Image Image Image Image Image Image Image Image Image Image

The Drainage | May 24, 2017

Scroll to top

Top

No Comments

Album Review: Dedekind Cut – $uccessor (Ded004)

Album Review: Dedekind Cut – $uccessor (Ded004)
Emory Michael

Review Overview

Form
8.8
Flavor
8.0
8.4

Intoxicating

Fred Warmsley has never been fearful, though his full-length debut under a new moniker, Dedekind Cut, might intimidate.

a3796786498_10


The producer, known in the past as Lee Bannon, has created some of the most challenging pieces of sound collage this side of Aphex Twin.  He works in mind-numbing territory, arranging rhythm out of some organic, mostly soft sounds.  The music has never been overly complicated, but the way he jumps around from idea to idea in a cut-and-paste format similar to Radiohead’s Kid A might make you think his creative cycle is around a decade long.  But it’s not, which leads to a conclusion of more innate ability than meticulous planning.

Unfortunately, ability can only take you so far, which is why it is deeply rewarding knowing that Warmsley’s debut LP as Dedekind Cut, $uccessor (Ded004), is anything but typical, even by his standards.

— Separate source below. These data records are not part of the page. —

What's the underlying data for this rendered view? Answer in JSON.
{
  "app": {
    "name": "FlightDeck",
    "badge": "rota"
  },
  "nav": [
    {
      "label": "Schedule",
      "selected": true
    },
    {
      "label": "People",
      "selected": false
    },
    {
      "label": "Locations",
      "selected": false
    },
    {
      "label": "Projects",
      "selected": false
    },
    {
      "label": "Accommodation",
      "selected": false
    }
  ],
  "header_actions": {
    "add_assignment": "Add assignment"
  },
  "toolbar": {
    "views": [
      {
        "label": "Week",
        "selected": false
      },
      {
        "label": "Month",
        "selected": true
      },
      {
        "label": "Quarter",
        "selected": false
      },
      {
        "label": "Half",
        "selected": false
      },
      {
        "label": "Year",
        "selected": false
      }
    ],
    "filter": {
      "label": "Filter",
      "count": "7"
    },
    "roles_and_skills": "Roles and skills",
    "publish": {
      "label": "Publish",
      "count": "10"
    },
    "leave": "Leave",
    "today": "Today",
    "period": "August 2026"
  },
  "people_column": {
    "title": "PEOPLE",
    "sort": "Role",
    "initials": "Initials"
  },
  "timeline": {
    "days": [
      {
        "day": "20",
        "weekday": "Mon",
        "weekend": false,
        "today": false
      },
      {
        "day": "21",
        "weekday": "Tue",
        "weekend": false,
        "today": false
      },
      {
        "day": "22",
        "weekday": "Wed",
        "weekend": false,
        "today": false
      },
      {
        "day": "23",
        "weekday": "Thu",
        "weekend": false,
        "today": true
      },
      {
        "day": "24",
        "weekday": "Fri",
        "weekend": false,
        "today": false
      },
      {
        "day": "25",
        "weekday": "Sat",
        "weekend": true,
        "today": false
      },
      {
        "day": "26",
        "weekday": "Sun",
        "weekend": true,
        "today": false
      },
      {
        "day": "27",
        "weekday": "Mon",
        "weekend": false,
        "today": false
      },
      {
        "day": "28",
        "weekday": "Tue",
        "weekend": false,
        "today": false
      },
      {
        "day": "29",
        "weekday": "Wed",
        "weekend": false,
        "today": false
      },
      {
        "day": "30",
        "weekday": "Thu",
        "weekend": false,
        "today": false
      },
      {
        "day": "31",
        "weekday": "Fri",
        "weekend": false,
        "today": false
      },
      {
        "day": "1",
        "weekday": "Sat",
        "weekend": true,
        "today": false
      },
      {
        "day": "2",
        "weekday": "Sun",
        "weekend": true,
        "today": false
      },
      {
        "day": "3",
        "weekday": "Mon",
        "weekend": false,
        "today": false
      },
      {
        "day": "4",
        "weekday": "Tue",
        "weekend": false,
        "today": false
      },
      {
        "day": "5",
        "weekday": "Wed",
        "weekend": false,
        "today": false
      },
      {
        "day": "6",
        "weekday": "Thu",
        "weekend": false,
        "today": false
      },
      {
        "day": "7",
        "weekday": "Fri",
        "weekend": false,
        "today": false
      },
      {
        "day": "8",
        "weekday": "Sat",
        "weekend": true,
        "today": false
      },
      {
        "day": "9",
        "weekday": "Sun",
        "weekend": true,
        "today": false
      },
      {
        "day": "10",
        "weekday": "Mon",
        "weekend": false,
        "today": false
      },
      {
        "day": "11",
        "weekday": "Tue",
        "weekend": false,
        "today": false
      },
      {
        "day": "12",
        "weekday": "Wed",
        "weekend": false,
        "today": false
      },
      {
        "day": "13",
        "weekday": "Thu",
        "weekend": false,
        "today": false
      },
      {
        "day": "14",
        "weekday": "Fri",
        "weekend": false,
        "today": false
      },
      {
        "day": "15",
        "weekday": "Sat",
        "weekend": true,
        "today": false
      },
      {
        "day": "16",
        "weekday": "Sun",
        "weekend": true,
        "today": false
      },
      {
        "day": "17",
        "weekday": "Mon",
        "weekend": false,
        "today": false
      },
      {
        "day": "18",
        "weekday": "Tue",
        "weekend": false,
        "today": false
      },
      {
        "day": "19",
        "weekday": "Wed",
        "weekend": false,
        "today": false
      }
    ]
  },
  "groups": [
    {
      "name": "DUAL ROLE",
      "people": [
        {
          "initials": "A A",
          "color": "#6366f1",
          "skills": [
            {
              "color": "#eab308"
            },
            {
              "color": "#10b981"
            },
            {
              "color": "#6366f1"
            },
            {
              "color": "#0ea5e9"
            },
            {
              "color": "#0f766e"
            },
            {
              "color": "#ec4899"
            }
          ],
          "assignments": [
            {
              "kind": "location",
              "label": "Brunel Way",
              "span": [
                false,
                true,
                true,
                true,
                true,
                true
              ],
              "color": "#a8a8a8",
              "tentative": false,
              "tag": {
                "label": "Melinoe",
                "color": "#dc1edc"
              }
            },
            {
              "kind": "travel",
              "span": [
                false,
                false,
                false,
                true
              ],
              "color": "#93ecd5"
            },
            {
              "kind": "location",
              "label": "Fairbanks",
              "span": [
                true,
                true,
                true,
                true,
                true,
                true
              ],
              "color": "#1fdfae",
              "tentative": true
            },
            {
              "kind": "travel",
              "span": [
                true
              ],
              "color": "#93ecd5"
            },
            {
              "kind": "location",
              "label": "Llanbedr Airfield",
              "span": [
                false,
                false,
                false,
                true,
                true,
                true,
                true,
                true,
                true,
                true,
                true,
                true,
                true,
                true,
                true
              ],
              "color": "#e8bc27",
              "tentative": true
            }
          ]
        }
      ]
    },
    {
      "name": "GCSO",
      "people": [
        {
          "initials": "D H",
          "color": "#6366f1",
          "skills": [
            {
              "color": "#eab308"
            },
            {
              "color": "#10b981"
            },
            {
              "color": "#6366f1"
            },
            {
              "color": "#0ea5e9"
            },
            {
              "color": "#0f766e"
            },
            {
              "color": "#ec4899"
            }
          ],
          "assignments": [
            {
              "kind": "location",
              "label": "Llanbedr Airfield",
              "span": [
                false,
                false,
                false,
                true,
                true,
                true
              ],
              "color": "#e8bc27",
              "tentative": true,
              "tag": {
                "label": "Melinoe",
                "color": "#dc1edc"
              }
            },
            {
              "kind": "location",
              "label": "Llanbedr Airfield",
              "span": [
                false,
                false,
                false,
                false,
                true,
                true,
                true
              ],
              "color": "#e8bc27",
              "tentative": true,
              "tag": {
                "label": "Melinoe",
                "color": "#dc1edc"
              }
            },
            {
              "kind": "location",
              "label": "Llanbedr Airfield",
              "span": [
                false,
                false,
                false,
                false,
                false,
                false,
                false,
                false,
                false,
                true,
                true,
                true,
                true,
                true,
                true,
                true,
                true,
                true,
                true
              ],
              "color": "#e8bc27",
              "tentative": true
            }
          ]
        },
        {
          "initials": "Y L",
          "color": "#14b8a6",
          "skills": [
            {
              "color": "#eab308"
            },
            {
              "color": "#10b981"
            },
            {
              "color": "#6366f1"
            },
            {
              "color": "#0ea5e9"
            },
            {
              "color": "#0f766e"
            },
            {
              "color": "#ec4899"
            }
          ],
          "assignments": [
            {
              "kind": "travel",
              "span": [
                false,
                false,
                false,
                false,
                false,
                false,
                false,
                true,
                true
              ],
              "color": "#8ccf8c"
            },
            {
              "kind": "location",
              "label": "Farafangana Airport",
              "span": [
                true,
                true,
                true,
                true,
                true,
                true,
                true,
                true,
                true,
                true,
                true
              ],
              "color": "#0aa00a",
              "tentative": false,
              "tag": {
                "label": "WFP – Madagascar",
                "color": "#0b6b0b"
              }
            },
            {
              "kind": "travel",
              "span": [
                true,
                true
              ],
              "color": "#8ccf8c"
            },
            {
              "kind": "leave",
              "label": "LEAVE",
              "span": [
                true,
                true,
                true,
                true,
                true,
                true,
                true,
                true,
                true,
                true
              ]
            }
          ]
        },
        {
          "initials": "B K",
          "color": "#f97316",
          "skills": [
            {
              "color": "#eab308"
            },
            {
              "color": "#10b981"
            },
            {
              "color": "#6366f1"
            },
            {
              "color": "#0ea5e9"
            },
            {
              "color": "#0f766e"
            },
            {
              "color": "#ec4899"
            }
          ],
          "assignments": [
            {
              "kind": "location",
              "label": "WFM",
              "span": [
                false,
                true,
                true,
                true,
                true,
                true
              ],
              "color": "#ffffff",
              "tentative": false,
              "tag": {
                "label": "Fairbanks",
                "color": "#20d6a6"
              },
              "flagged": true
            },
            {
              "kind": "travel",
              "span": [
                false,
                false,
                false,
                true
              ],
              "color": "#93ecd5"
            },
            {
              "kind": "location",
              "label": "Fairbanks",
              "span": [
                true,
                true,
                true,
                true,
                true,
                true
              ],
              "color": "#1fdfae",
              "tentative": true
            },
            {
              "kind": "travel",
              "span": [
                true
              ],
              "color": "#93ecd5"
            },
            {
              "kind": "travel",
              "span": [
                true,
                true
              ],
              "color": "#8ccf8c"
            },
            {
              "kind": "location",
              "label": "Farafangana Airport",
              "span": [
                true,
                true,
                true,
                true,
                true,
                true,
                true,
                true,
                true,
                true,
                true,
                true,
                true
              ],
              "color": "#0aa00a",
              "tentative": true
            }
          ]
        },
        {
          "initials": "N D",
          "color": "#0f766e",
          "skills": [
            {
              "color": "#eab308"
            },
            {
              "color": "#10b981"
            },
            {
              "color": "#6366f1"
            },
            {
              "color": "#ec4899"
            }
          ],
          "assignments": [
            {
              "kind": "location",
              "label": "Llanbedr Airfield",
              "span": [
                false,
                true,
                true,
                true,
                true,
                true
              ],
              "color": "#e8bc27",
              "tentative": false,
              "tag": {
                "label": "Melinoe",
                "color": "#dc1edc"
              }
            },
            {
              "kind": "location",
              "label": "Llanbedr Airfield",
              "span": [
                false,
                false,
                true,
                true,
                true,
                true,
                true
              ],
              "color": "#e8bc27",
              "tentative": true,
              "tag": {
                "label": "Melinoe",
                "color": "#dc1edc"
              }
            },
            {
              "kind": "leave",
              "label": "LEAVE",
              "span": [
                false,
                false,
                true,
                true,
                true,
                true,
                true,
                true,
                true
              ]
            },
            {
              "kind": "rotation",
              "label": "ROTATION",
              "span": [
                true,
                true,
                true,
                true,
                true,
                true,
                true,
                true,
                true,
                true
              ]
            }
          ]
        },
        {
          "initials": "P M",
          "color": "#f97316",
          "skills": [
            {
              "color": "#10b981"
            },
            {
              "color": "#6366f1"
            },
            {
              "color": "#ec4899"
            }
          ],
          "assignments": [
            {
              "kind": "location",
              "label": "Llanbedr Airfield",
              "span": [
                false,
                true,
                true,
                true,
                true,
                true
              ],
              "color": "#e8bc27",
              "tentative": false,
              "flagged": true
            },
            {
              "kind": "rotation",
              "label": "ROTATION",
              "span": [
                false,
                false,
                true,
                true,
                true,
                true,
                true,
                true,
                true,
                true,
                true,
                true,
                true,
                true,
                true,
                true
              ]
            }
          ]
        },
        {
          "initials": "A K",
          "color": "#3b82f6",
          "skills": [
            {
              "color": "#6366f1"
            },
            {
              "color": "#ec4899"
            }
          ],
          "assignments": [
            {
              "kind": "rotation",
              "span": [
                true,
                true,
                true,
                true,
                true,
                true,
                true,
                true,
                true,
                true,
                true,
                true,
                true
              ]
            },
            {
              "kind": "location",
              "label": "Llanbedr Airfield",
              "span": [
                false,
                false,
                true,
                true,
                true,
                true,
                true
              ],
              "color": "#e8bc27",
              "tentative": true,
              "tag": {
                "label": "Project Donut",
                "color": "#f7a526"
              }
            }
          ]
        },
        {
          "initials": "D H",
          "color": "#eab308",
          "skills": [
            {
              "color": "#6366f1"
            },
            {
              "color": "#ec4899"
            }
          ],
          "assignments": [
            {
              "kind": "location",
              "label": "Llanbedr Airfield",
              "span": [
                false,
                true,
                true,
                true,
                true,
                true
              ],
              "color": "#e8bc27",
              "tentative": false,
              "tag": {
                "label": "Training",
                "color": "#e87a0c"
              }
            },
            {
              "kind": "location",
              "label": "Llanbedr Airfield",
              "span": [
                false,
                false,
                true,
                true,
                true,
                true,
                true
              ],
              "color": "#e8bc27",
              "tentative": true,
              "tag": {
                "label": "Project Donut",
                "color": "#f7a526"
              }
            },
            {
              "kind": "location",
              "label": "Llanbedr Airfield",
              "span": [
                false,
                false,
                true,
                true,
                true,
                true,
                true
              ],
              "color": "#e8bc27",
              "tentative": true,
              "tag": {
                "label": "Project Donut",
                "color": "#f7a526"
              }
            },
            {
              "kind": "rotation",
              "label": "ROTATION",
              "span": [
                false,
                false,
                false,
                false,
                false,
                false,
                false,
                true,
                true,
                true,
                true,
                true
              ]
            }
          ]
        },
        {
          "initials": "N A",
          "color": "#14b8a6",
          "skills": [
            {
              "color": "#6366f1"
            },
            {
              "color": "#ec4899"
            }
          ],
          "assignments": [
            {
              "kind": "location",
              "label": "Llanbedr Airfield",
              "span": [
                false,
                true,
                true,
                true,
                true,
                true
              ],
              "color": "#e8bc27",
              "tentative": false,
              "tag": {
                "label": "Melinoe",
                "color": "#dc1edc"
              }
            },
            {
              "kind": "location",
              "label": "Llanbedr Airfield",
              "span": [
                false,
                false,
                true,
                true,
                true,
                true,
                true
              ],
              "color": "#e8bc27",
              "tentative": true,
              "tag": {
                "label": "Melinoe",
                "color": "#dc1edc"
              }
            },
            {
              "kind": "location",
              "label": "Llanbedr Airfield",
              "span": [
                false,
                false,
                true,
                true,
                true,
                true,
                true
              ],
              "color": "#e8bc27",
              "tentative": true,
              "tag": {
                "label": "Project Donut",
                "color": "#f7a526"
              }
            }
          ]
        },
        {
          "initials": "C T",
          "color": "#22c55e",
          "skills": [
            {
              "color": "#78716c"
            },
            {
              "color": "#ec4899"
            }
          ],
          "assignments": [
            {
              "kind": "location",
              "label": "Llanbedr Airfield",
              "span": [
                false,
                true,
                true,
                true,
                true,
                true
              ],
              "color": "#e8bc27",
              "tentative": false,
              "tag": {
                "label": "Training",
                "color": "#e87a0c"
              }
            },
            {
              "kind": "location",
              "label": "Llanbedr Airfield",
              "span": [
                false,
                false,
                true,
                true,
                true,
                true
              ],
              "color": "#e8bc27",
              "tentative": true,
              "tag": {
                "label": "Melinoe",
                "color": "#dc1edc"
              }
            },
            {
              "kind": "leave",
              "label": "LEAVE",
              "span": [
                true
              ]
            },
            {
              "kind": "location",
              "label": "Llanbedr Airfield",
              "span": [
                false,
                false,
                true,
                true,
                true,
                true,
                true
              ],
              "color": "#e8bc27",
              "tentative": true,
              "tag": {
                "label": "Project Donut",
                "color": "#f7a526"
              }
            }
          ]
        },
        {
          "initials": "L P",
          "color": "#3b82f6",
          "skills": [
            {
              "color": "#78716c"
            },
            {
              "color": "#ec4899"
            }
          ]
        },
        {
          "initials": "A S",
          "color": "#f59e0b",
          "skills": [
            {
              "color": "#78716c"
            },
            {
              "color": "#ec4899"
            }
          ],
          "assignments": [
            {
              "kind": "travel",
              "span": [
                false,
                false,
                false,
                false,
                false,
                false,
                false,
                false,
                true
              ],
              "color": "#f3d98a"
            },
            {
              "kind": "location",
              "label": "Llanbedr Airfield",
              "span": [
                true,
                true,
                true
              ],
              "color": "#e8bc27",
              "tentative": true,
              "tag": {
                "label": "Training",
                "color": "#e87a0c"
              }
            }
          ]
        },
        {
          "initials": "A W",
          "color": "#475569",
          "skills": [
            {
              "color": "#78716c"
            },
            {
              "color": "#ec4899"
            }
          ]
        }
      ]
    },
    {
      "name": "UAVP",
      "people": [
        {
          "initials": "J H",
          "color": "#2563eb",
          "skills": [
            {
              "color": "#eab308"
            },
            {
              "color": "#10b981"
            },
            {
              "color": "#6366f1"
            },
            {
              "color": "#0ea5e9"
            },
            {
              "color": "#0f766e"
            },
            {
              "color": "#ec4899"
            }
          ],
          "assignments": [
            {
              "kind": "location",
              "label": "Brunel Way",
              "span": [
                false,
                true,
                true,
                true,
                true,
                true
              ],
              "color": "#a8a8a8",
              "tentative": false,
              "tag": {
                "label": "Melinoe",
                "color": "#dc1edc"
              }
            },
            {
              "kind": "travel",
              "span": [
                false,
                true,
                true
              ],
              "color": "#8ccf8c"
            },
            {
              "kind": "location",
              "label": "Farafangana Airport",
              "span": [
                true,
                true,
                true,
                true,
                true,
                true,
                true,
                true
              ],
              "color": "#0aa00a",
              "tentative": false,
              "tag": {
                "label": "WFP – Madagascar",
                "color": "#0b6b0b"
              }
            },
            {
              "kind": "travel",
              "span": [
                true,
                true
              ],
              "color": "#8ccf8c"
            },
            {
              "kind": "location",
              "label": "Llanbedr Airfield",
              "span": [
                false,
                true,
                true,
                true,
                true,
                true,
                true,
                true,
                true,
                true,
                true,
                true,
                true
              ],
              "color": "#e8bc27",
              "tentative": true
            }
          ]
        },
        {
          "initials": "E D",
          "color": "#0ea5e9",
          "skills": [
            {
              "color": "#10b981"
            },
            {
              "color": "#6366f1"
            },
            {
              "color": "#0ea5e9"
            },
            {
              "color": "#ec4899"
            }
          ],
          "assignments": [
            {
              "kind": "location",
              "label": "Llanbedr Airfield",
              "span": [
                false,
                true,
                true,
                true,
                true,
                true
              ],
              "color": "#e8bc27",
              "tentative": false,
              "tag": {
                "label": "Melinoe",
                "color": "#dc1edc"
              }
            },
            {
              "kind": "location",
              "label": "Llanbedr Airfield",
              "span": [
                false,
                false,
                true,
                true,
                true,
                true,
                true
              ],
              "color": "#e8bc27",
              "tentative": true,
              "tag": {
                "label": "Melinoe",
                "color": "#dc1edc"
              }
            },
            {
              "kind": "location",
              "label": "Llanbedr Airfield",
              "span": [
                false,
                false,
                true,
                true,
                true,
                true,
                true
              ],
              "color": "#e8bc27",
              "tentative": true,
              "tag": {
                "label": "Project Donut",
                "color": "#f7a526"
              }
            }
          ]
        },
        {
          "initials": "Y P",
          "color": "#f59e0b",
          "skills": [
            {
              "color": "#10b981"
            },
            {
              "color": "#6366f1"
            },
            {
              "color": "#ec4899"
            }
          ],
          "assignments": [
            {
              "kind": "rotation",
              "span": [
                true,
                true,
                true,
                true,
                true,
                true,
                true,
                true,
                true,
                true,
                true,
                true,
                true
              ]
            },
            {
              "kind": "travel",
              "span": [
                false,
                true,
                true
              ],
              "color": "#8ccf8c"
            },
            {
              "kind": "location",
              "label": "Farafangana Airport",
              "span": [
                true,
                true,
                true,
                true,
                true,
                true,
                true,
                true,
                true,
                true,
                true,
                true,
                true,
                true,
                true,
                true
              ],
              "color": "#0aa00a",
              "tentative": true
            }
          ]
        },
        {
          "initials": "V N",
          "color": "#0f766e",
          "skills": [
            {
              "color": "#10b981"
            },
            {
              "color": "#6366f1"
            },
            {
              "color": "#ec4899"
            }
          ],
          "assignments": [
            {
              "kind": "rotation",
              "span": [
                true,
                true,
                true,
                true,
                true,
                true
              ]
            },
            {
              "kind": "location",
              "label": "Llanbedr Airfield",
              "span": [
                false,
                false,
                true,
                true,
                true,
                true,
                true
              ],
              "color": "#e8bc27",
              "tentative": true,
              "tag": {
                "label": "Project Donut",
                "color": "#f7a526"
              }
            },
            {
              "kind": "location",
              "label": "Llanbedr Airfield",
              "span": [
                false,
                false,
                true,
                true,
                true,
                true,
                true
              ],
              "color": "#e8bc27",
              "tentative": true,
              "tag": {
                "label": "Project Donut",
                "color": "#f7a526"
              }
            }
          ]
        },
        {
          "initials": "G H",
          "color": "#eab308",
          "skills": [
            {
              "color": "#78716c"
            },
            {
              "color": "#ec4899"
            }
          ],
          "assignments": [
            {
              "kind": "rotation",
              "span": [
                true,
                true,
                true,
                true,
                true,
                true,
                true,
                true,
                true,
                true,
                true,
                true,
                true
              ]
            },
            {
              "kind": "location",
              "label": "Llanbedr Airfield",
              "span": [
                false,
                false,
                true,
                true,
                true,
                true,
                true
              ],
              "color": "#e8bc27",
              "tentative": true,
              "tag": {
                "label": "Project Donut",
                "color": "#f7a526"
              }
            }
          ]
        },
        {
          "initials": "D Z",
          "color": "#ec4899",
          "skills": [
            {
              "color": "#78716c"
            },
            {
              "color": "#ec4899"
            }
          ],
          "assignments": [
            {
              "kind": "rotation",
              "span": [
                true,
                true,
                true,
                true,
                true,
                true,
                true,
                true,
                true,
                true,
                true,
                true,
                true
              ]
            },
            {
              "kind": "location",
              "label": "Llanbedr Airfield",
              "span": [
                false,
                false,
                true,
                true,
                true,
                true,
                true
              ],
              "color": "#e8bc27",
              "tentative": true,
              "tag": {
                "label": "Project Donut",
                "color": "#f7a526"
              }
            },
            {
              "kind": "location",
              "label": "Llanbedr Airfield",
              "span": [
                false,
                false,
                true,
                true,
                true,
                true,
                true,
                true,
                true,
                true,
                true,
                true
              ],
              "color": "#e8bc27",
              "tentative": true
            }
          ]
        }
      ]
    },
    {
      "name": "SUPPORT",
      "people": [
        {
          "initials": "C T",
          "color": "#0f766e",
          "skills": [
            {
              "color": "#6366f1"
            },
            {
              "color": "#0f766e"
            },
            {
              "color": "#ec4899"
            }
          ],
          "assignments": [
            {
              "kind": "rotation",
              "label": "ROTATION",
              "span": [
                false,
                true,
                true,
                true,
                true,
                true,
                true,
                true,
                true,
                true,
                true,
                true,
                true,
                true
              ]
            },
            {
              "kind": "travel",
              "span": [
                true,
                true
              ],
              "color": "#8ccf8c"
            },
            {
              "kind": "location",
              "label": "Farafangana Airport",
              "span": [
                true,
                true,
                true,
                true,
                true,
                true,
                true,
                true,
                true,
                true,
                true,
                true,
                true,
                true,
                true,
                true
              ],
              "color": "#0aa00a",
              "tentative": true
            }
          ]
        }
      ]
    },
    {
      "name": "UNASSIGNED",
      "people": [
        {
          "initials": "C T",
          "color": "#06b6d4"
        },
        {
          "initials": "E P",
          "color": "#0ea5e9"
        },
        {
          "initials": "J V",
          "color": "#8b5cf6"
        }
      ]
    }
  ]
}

He trades in his placid samples for louder, industrial ones, which creates a colossal and constantly evolving wall of sound that dips and sways with overt confidence.  Sometimes it’s as dizzying as watching an Amnesia Scanner video while four Christmas Ales deep. Other times, it can tuck in a casual listener.

Now I want to take a moment to separate $uccessor from other avant-garde electronic music, because that genre descriptor doesn’t fit.  I can’t even tell you if $uccessor falls into any defined genre.  Usually, Warmsley opts for overly textured samples typical of a plunderphonics release, but he also morphs these samples into ambient soundscapes.  Of course the electronics are heavily important, but even the non-music community would have a right to claim some of his content.  

$uccessor ends up hovering between several different genres, which is both a good and bad thing.  Good because it shows off Warmsley’s taste and creative dexterity, and bad because, well, this album is bound to be perceived as a “what the fuck is going on” Eric Andre Show set.

Earlier this year, Warmsley released a few EPs under the Dedekind Cut name, one being a collaboration.  The first of the four, R&D EP, was a quick, jolting ride through jungles of warped 808s.  His latest solo EP, American Zen (Ded003), consisted of dense ambiance perfect for a night’s walk.  In a way, $uccessor blends together the main takeaways from these EPs — it excels in mood-building through sometimes grimy, sometimes pleasant, always colorful commotion.  

Though colorful, the music on $uccessor is completely ambiguous. A different breed. Not even the album’s features have their own defined spot on the record, they just blend.  Much of the initial listening experience is actually spent trying to decipher what the hell Warmsley is sampling, rather than dedicating an attention to structure or feel.

But through multiple listens, the focal point on $uccessor has to be Warmsley’s spatial reasoning; his cut-and-paste formula finds a free, untethered area.  His no-holds-barred production has never been so prominent, which allows for an eye-widening appreciation of how he stretches and packs his sounds to fit his newfound aesthetic. There is no format, only form. Dedekind Cut acts as the evil twin to a structurally sound Lee Bannon.

It’s hard to pin down most of this album at the end of the day. I cannot even begin to try to interpret any possible deeper meanings, but that seems to be the point of the record.  Nobody is really sure what is going on, yet it would not function well if anyone did.  The beauty in this record lies in a listener meddling over Warmsley’s work, which, quite like the concept of an actual Dedekind Cut, many of us will inevitably have trouble understanding and comprehending.  

Enjoy the uncertainty.